on 6 August 2013
This is an astonishing well written book of reportage, and I think a must-read about the Obama version of the war on terror (or whatever words cover it now). Scahill also has a particular viewpoint, which I disagree with, but the reportage seems first rate.
First the excellent stuff - there are reports of special forces and CIA operations in Somalia and Yemen, which I had not been aware of. Scahill updates our usual view that the war on Terror involves operations in Afghanistan or Pakistan, though these are covered also. He covers the operation which killed Osama Bin Laden, but he also highlights other operations which went disastrously wrong - the shooting dead of seven people, including two pregnant women in Gardez in 2009; the bombing of al Majalah in Yemen which stirred great local resentment of the US; the killing of Anwar al Awlaki's sixteen year-old son, a week after this father was killed. By taking us through eye witness accounts, Scahill forces us to recognize that the drone war on terror is not the clinical, decisive strike imagined.
Scahill's message is that the drone strikes, targeted killings etc are spreading more disaffection and recruiting more terrorists than they are removing. It seems that some of the Yemeni and Somali strikes were based on information from one rival wishing to destroy another rival - in particular the Yemeni president wishing to dispose of people who might displace him. There is reportage of the justification fro the al Majalah bombing being rushed through whatever (non-accountable) White House targeting process in just 45 minutes, based on the need to use the `actionable intelligence'. The book also mentions, via un-attributable sources, that the President was unhappy with and called for a review of the targeting information that led to the death of Al-Awaki's son and three of his teenage cousins.
What I definitely take from the book is that there needs to be accountability for these mistakes - which officially are not happening, up to quite recently the President did not acknowledge US responsibility for some drone strikes. This is incredible power the US is taking to itself - for instance if you take the sentence "US kills Al Queda terrorist cell in village in remote Yeman" and substitute China, Tibetan, India in the sentence, I'm sure there would be international outrage.

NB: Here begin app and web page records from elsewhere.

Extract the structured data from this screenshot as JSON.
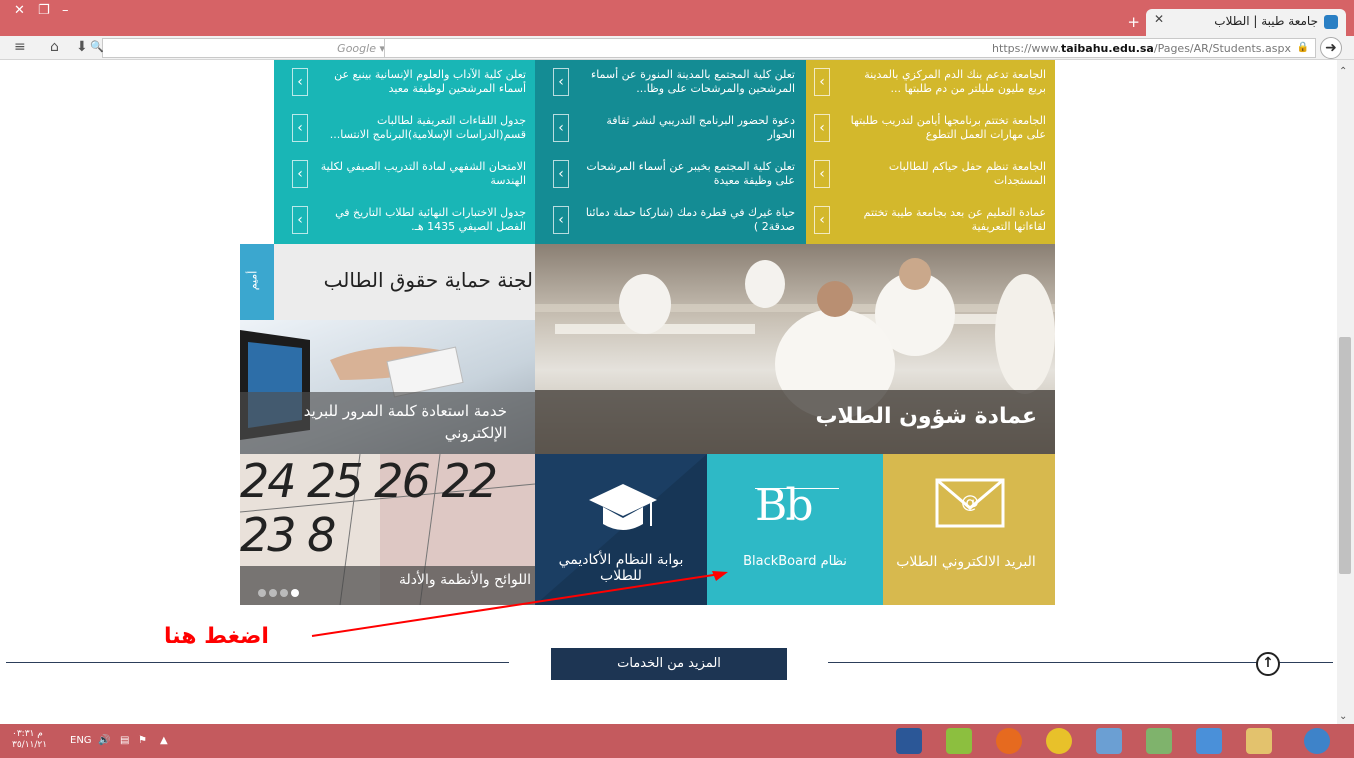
{
  "browser": {
    "tab_title": "جامعة طيبة | الطلاب",
    "search_placeholder": "Google",
    "url_prefix": "https://www.",
    "url_domain": "taibahu.edu.sa",
    "url_path": "/Pages/AR/Students.aspx"
  },
  "news": {
    "col_yellow": [
      "الجامعة تدعم بنك الدم المركزي بالمدينة بربع مليون مليلتر من دم طلبتها ...",
      "الجامعة تختتم برنامجها أيامن لتدريب طلبتها على مهارات العمل التطوع",
      "الجامعة تنظم حفل حياكم للطالبات المستجدات",
      "عمادة التعليم عن بعد بجامعة طيبة تختتم لقاءاتها التعريفية"
    ],
    "col_teal_dark": [
      "تعلن كلية المجتمع بالمدينة المنورة عن أسماء المرشحين والمرشحات على وظا...",
      "دعوة لحضور البرنامج التدريبي لنشر ثقافة الحوار",
      "تعلن كلية المجتمع بخيبر عن أسماء المرشحات على وظيفة معيدة",
      "حياة غيرك في قطرة دمك (شاركنا حملة دمائنا صدقة2 )"
    ],
    "col_teal": [
      "تعلن كلية الآداب والعلوم الإنسانية بينبع عن أسماء المرشحين لوظيفة معيد",
      "جدول اللقاءات التعريفية لطالبات قسم(الدراسات الإسلامية)البرنامج الانتسا...",
      "الامتحان الشفهي لمادة التدريب الصيفي لكلية الهندسة",
      "جدول الاختبارات النهائية لطلاب التاريخ في الفصل الصيفي 1435 هـ."
    ]
  },
  "tiles": {
    "rights": "لجنة حماية حقوق الطالب",
    "rights_side": "أميم",
    "deanship": "عمادة شؤون الطلاب",
    "password": "خدمة استعادة كلمة المرور للبريد الإلكتروني",
    "rules": "اللوائح والأنظمة والأدلة",
    "academic": "بوابة النظام الأكاديمي للطلاب",
    "blackboard": "نظام BlackBoard",
    "bb_logo": "Bb",
    "email": "البريد الالكتروني الطلاب",
    "more": "المزيد من الخدمات",
    "calendar_numbers": "24 25 26 22 23 8"
  },
  "annotation": {
    "click_here": "اضغط هنا",
    "color": "#ff0000"
  },
  "taskbar": {
    "lang": "ENG",
    "time": "م ٠٣:٣١",
    "date": "٣٥/١١/٢١"
  }
}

Scahill charts the course of Anwar Al Awlaki's progression from moderate, US based muslim cleric - even invited to a Pentagon focus group, post 9-11, to supported (maybe leader) of Al Queda in Yeman through the decade. Scahill asserts that Al Awlaki had not case made against him, had no way of answering any charges that US might put to him and, as a US citizen was executed by the executive branch of the US government without due process. Scahill makes a big deal about Al Awlaki's US citizenship. I don't really buy any of this, the citizenship issue, to me, neither makes Al Awlaki more or less special. I can only presume there was clear intelligence linking him to terrorism, and there was no reliable way to apprehend him without risking US lives.
One point on style, which may be revealing. From my reading, I think Scahill uses the word `bold' only to describe insurgent attacks in the various countries he visits. I think this might reveal a worrying lack of objectivity.
Nonetheless an excellent read.